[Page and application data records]
= = =

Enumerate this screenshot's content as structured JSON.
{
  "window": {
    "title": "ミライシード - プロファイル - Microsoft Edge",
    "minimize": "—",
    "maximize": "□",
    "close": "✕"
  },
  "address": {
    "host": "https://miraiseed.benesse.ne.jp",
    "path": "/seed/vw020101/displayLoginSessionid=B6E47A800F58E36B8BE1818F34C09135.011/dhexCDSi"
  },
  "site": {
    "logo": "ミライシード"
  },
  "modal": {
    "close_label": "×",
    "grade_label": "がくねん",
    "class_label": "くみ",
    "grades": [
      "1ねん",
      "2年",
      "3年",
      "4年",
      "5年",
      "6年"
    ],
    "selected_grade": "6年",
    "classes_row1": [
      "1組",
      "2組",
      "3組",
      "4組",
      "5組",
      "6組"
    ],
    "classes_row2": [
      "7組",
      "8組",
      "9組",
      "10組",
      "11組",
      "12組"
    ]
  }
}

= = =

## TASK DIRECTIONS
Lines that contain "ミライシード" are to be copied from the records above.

## YOUR RESPONSE
    "title": "ミライシード - プロファイル - Microsoft Edge",
    "logo": "ミライシード"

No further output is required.